Naturally I admit that a 1800-2200 player will rarely encounter such highly sophisticated analysis. On the other hand we should not ignore that maybe the Breyer-opening is too complex for the amateur. But which opening is better? I play the Spanish Chigorin but I can't recommend that although I obtain very acceptable results. The Berlin and the Marshall-gambit are surely theoretical more stable but these openings won't seduce the average player. So I also don't know what could be the perfect cornerstone against the Spanish. I need more experience with different systems to get a better view of each qualities. Only by experimenting you can find out which systems are enjoyable.

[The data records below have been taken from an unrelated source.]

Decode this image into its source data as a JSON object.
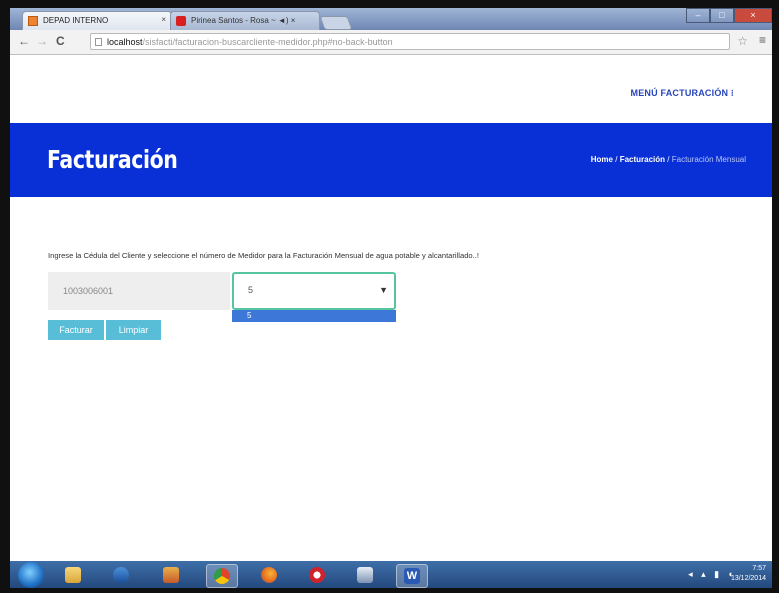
{
  "browser": {
    "tabs": [
      {
        "title": "DEPAD INTERNO",
        "close": "×"
      },
      {
        "title": "Pirinea Santos - Rosa ~ ◄) ×",
        "close": ""
      }
    ],
    "nav": {
      "back": "←",
      "forward": "→",
      "reload": "C"
    },
    "url": {
      "host": "localhost",
      "path": "/sisfacti/facturacion-buscarcliente-medidor.php#no-back-button"
    },
    "window_controls": {
      "minimize": "–",
      "maximize": "□",
      "close": "×"
    },
    "star": "☆",
    "menu": "≡"
  },
  "header": {
    "menu_link": "MENÚ FACTURACIÓN ⁝"
  },
  "banner": {
    "title": "Facturación",
    "breadcrumb": {
      "home": "Home",
      "sep1": "/",
      "section": "Facturación",
      "sep2": "/",
      "current": "Facturación Mensual"
    }
  },
  "form": {
    "instruction": "Ingrese la Cédula del Cliente y seleccione el número de Medidor para la Facturación Mensual de agua potable y alcantarillado..!",
    "cedula_value": "1003006001",
    "medidor_selected": "5",
    "medidor_options": [
      "5"
    ],
    "buttons": {
      "facturar": "Facturar",
      "limpiar": "Limpiar"
    }
  },
  "taskbar": {
    "clock_time": "7:57",
    "clock_date": "13/12/2014",
    "colors": {
      "chrome": "#e0442b",
      "firefox": "#e66a1d",
      "opera": "#d0222b",
      "word": "#2a5ab3",
      "banner": "#0930d6",
      "button": "#58bed8"
    }
  }
}
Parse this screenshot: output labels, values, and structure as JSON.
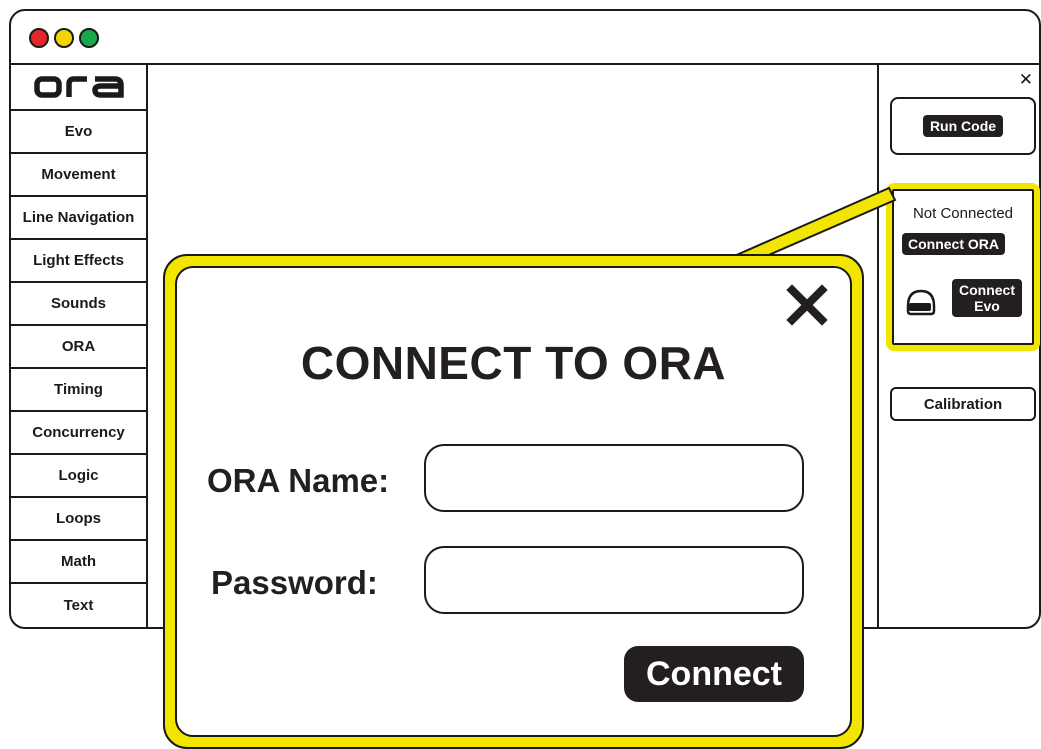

Anyway don't get discouraged of this article and give the Breyeropening a chance.